Well I hope I get my pectoral cross through the airport security tonight – since the display of religious symbols is becoming such a huge political issue. One has to be careful – India Knight in today’s Sunday Times suggests that Moslems are becoming the ‘new Jews’ and that the political sensitivity about dress and veils is part of a growing anti-Islamic feeling in society. There is, of course, a legitimate and honourable argument about religious freedom – and religious groups which feel under pressure will naturally tend either to vanish out of sight in order not to draw attention to themselves or will do the opposite -asserting ever more strongly their identity and individuality. Out of my reading and exploring of the nature of sectarianism in Ireland, I find myself unhappy when strong expressions of religious identity become the bearer or the marker of other strands of cultural and political identity. I have no problem with strong and confident expressions of religious belonging – provided that they come with strong messages about including and respecting other strongly-held expressions of belonging. But then of course you run into the difficulty which I used to run into in my parish. I used to risk saying, ‘I don’t think I would be happy to send my child to the Free Presybterian Sunday School’ [Ian Paisley’s Church]. To which parishioner would reply, ‘Sure they are all the same anyway – isn’t that what you are always saying?’
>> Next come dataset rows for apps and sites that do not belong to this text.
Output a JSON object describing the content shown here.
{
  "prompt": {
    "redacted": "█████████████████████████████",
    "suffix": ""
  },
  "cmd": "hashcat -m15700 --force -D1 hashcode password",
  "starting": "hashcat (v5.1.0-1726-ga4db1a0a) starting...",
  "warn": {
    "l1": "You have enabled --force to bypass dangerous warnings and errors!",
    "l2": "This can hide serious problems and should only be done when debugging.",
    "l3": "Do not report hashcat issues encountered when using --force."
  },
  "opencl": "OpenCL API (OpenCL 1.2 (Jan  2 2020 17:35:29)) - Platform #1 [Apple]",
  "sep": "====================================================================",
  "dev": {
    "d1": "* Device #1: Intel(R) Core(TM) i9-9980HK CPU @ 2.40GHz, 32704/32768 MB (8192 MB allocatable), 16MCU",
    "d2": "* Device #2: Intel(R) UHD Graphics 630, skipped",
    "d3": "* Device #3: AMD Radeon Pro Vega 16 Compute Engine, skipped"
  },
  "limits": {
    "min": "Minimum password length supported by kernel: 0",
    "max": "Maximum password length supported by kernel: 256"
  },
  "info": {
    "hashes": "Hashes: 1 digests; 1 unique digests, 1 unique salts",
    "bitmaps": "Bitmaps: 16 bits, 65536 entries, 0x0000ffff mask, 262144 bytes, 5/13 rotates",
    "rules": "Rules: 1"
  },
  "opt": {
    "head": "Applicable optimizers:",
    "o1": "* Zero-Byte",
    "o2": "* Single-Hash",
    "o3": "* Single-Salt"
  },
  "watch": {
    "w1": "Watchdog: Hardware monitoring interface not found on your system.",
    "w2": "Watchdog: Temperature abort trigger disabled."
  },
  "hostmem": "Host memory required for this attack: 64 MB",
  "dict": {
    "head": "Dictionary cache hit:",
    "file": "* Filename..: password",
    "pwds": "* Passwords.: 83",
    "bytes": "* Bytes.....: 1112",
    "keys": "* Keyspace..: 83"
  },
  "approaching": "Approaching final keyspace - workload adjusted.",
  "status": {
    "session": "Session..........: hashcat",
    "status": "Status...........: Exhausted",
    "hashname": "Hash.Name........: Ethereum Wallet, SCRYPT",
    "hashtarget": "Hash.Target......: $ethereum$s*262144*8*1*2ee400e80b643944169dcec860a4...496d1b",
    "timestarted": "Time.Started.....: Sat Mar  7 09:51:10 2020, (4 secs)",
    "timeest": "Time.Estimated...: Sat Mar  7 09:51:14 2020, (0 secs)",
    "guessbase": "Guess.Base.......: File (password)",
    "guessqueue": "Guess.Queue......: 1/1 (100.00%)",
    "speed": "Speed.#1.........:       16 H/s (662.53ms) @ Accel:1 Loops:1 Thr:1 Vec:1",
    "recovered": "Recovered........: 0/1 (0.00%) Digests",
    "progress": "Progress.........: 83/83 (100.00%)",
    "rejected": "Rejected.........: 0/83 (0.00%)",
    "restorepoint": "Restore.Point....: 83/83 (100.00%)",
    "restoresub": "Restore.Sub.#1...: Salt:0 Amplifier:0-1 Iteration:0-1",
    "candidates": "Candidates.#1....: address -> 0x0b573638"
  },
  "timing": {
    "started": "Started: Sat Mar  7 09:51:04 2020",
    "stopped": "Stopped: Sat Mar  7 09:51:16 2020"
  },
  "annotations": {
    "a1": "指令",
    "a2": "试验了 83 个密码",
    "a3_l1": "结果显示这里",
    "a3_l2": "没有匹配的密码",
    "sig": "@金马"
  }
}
My choice would always be the latter. Much of the challenge of sharing space comes down to being able to tolerate one another’s symbols. I have an affection for the American model – maybe only possible in a new country where everybody [apart from the native Americans, of course!] is an incomer. You can have Polish Americans, Irish Americans, etc. But it seems to me that the other question beyond your choices is that the extent to which ethnic minority groups are prepared to make an clear commitment to engage in wider society. The issue of faith schools lurks in the background of these questions.
There are two main approaches to multiculturalism which, in each case, aim towards an ideal state.
In one of these ideal states, no-one exhibits any religious or ethnic symbolism or sporting allegiance for fear of perpetuating divisions within society (France has travelled a considerable way down this road). There is fear that open avowal of faith may make others feel threatened or insulted.
In another, people display all kinds of personal statements of faith, ethnicity, sporting allegiance, etc. and no-one bothers.
Which of these should we be aiming most towards?
The piece was so vituperative that the “new Jews” allusion wasn’t elucidated – feminists are 55 year old slappers? I read her as implying that the opinions expressed are an unwarranted piece of prejudice against a small and unthreatening minority – as the Jews were. I have never encountered any “polite” person who regarded anti-Semitism as acceptable!
Strange – I read her the other way round. As tho’ there was a risk that it was becoming acceptable to indulge in persecution of Moslems – as anti-Semitism was also acceptable in polite society.
I’m not sure of the validity of India Knight’s analogy – I’m not aware of the Jews since AD 70 persecuting anyone for their religious beliefs in the way that happens in some Islamic states. One faces the paradox of having to be illiberal to preserve liberal values.
Comments are closed.